The controlling consideration is the intention of the original depositor. "A joint ownership of a deposit is created when it clearly appears to have been the intention of the original owner to divest himself of the exclusive ownership and control of the money and vest such ownership and control jointly in himself and another with the attendant right of survivorship." In re Lewis' Estate, 194 Miss. 480, 13 So. 2d 20, 25. The burden of proof is on the beneficiary depositor to show the contract of deposit was created for his benefit. SDC 10.0204; Fry v. Ausman, 29 S.D. 30, 135 N.W. 708, 39 L.R.A.,N.S., 150.
Many joint deposits are established for the convenience or benefit of the original depositor. Whether or not the original depositor intended the joint account for his own convenience or for the benefit of the nondepositing payee is a factual question to be determined from all the facts and circumstances in the case. The form of the contract of deposit is not itself controlling. Castle v. Wightman, 303 Mass. 74, 20 N.E.2d 436. In the absence of contrary evidence, however, it serves as prima facie proof of beneficial intent.
In this case there is little evidence outside the form of the account itself indicating the joint bank account was created for the benefit of the nondepositing-payee, James A. Barbour. In fact the preponderance of evidence appears otherwise.
It is not essential to the creation of a joint bank account with right of survivorship that the beneficiary depositor have knowledge of the account; that he have possession of the passbook; that he sign a signature card; or make withdrawals therefrom. However, these are all important factors and competent evidence bearing on the question of intention. In this regard it is significant to note that neither Bamberger nor Barbour ever signed the joint signature card agreement furnished by the bank and ordinarily used for the establishment of a joint account.
James A. Barbour did not live at 1518 Hood Ave., Chicago, Illinois, after May 1, 1947. As this was the address written on the passbook when the name of Barbour was added, the trial court could reasonably believe the joint account was *530 established sometime before May 1, 1947. Later Bamberger converted the bulk of his estate to cash and executed a codicil showing the changed nature of his property. The codicil was executed on August 3, 1948. In it he reaffirmed a desire that his entire estate be equally divided between his two nephews share and share alike. A contrary intention was never expressed by him. Under the circumstances the clearly expressed testamentary disposition is compelling evidence of his intention. Sinift v. Sinift, 229 Iowa 56, 293 N.W. 841.
The letter left by the decedent to James is also evidence the joint account was established by Bamberger for his own convenience or benefit. It could be determined from this letter that James was to draw from the account to take care of hospital and medical expenses in the event Bamberger became sick or disabled. Accordingly, the account now belongs to the Estate of Frederick R. Bamberger.

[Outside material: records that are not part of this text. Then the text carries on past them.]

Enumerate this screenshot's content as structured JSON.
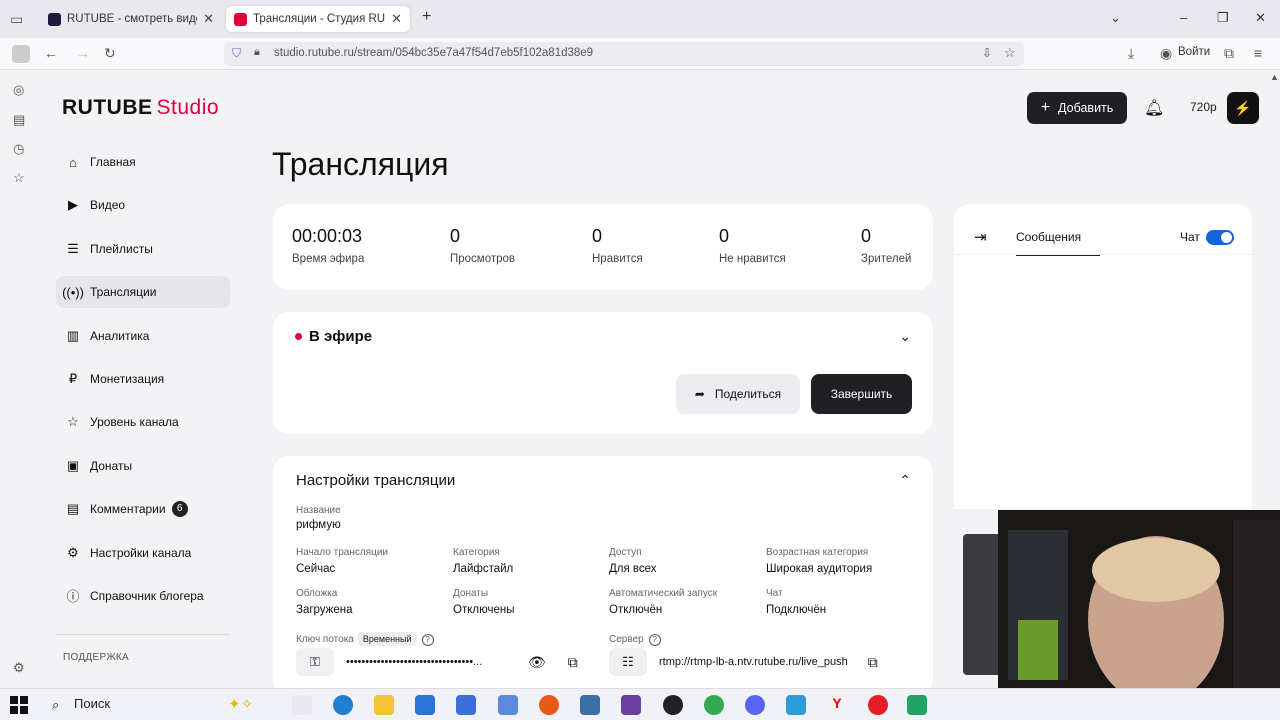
{
  "browser": {
    "tabs": [
      {
        "title": "RUTUBE - смотреть видео онл",
        "active": false
      },
      {
        "title": "Трансляции - Студия RUTUBE",
        "active": true
      }
    ],
    "url": "studio.rutube.ru/stream/054bc35e7a47f54d7eb5f102a81d38e9",
    "login_label": "Войти"
  },
  "app": {
    "logo_main": "RUTUBE",
    "logo_sub": "Studio",
    "add_label": "Добавить",
    "quality": "720p",
    "accent": "#e0003c"
  },
  "sidebar": {
    "items": [
      {
        "label": "Главная",
        "icon": "home-icon"
      },
      {
        "label": "Видео",
        "icon": "video-icon"
      },
      {
        "label": "Плейлисты",
        "icon": "playlist-icon"
      },
      {
        "label": "Трансляции",
        "icon": "broadcast-icon",
        "active": true
      },
      {
        "label": "Аналитика",
        "icon": "analytics-icon"
      },
      {
        "label": "Монетизация",
        "icon": "ruble-icon"
      },
      {
        "label": "Уровень канала",
        "icon": "star-icon"
      },
      {
        "label": "Донаты",
        "icon": "wallet-icon"
      },
      {
        "label": "Комментарии",
        "icon": "comment-icon",
        "badge": "6"
      },
      {
        "label": "Настройки канала",
        "icon": "gear-icon"
      },
      {
        "label": "Справочник блогера",
        "icon": "info-icon"
      }
    ],
    "support_label": "ПОДДЕРЖКА"
  },
  "page": {
    "title": "Трансляция"
  },
  "stats": [
    {
      "value": "00:00:03",
      "label": "Время эфира"
    },
    {
      "value": "0",
      "label": "Просмотров"
    },
    {
      "value": "0",
      "label": "Нравится"
    },
    {
      "value": "0",
      "label": "Не нравится"
    },
    {
      "value": "0",
      "label": "Зрителей"
    }
  ],
  "live": {
    "title": "В эфире",
    "share_label": "Поделиться",
    "finish_label": "Завершить"
  },
  "settings": {
    "title": "Настройки трансляции",
    "name_label": "Название",
    "name_value": "рифмую",
    "fields": [
      {
        "label": "Начало трансляции",
        "value": "Сейчас"
      },
      {
        "label": "Категория",
        "value": "Лайфстайл"
      },
      {
        "label": "Доступ",
        "value": "Для всех"
      },
      {
        "label": "Возрастная категория",
        "value": "Широкая аудитория"
      },
      {
        "label": "Обложка",
        "value": "Загружена"
      },
      {
        "label": "Донаты",
        "value": "Отключены"
      },
      {
        "label": "Автоматический запуск",
        "value": "Отключён"
      },
      {
        "label": "Чат",
        "value": "Подключён"
      }
    ],
    "key_label": "Ключ потока",
    "key_tag": "Временный",
    "key_value": "•••••••••••••••••••••••••••••••••...",
    "server_label": "Сервер",
    "server_value": "rtmp://rtmp-lb-a.ntv.rutube.ru/live_push"
  },
  "chat": {
    "tab_label": "Сообщения",
    "toggle_label": "Чат",
    "toggle_on": true
  },
  "taskbar": {
    "search_label": "Поиск"
  }
}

The judgment of the trial court is affirmed.
All the Judges concur.